- acquire a basic knowledge of SL structure (phonology, morphology, and lexical semantics).
- familiarize with ELAN (software used for annotation of the Leiden SL corpora).
- inventory the possibilities and limitations of lexical databases, including SignBank, used with SL corpora.
- Write paper I: identifying challenges and opportunities for applying new methods and tools to lexical databases of SLs.
- Design software (lexical ontology/relational database) for the storage and management of standardized glosses across the corpora (Standardized Glosses Tool).
- Test the tool with a representative group of users.
- Improve the Standardized Glosses Tool on the basis of feedback of the test group.
- Write paper II on the development of the Standardized Glosses Tool and the feedback study.
- Explore the possibilities for automated entry generation plus automated phonological encoding in the Standardized Glosses Tool with a Kinect sensor.
- If time allows, explore the possibilities for automated entry generation on the basis of still images and video clips
- Design and test tools for automated entry generation
- Write paper III on automated entry generation for lexical databases.
- Write paper IV on automated phonological encoding.
- Explore the possibilities of using an existing, user-friendly tool for the automated analysis & visualization of variation (e.g. GabMap [Nerbonne et al. 2011]) on the data in the Standardized Glosses Tool.
- Write paper IV on analysing and visualizing geographic and other variation in lexical signs in and across SLs.
- Merge papers into a PhD thesis.
The student will meet his/her supervisor biweekly to discuss the progress. The student will be encouraged to spend a semester abroad to learn new skills and enlarge his/her network. The results of this project will be regularly reported in during scientific meetings, including the SL workshops of the LREC conferences, and the largest SL conference TISLR.
Cormier, K., Fenlon, J., Johnston, T., Rentelis, R., Schembri, A., Rowley, K., ... & Woll, B. (2012, May). From corpus to lexical database to online dictionary: Issues in annotation of the BSL Corpus and the development of BSL SignBank. In 5th Workshop on the Representation of Sign Languages: Interactions between Corpus and Lexicon [workshop part of 8th International Conference on Language Resources and Evaluation, Turkey, Istanbul LREC 2012. Paris: ELRA. pp. 7–12.
Crasborn, O., Sloetjes, H. (2008). Enhanced ELAN functionality for sign language corpora. In: Proceedings of LREC 2008, Sixth International Conference on Language Resources and Evaluation.
Halim, Z., & Abbas, G. (2015). A Kinect-based sign language hand gesture recognition system for hearing-and speech-impaired: a pilot study of Pakistani sign language.
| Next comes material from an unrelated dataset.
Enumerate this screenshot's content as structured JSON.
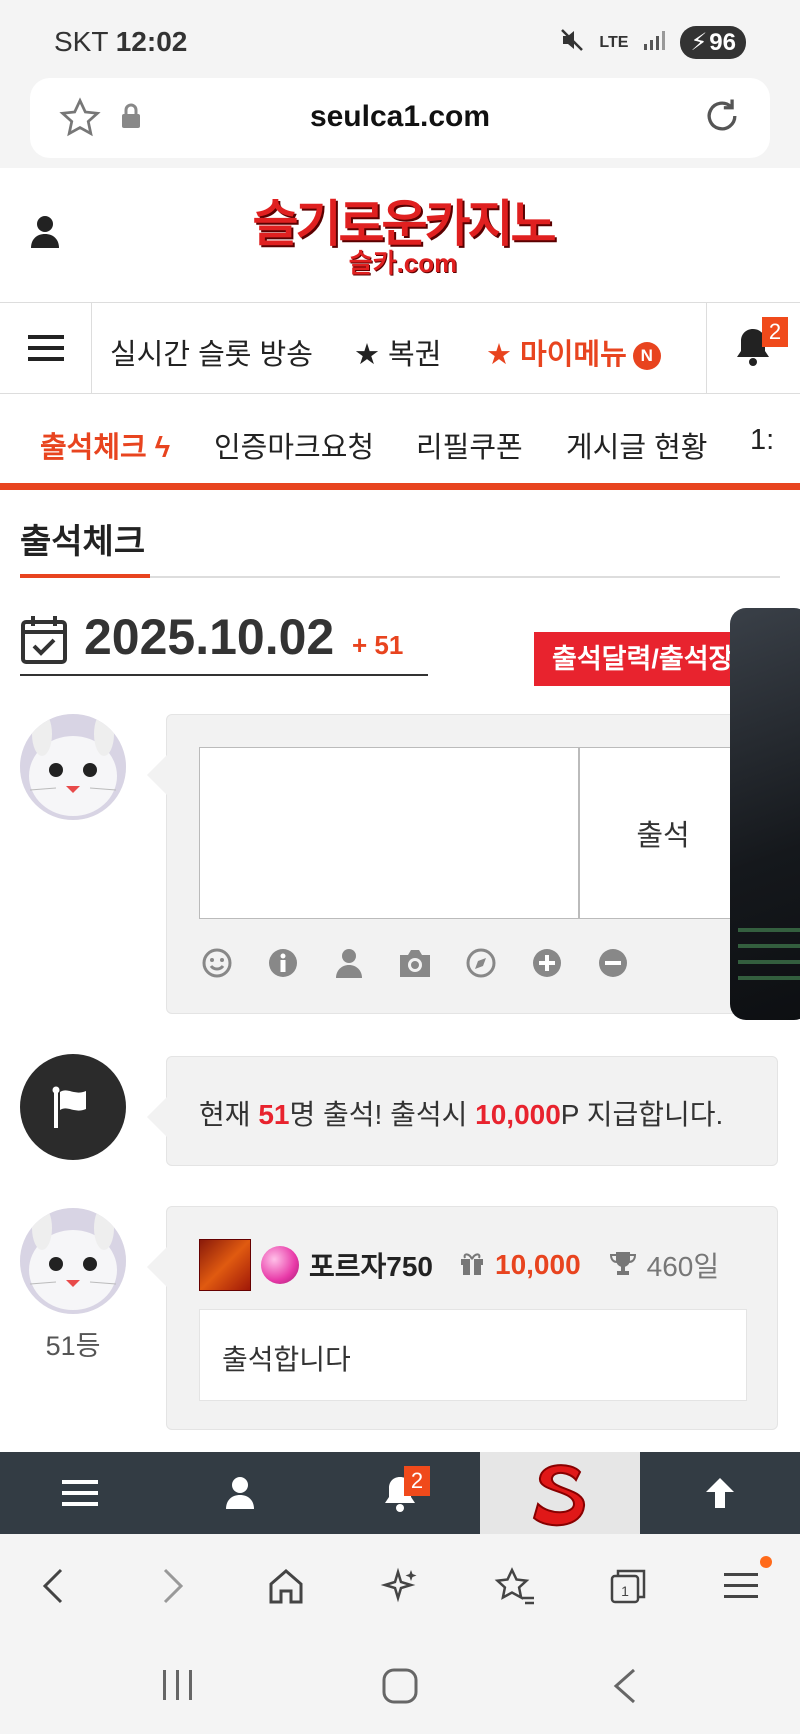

Assistive Technology, 27(1), 34-43.
Nerbonne, J., Colen, R., Gooskens, C., Kleiweg, P., & Leinonen, T. (2011). Gabmap-a web application for dialectology. Dialectologia: revista electrònica, 65-89.
Nyst V., Magassouba M.M. & Sylla K. (2011) Un Corpus de Reference de la Langues des Signes Malienne I. A digital, annotated video corpus of the local sign language used in Bamako and Mopti, Mali. Leiden University Centre for Linguistics, Universiteit Leiden.
Nyst V., Magassouba M.M. & Sylla K. (2012) Un Corpus de reference de la Langue des Signes Malienne II. A digital, annotated video corpus of local sign language use in the Dogon area of Mali. Leiden University Centre for Linguistics, Universiteit Leiden.
Nyst V. (2012) A Reference Corpus of Adamorobe Sign Language. A digital, annotated video corpus of the sign language used in the village of Adamorobe, Ghana. Leiden University Centre for Linguistics, Universiteit Leiden.
Tano, A. (2014) Un corpus de référence de la Langue des Signes de Bouakako (LaSiBo). Leiden University Centre for Linguistics, Universiteit Leiden.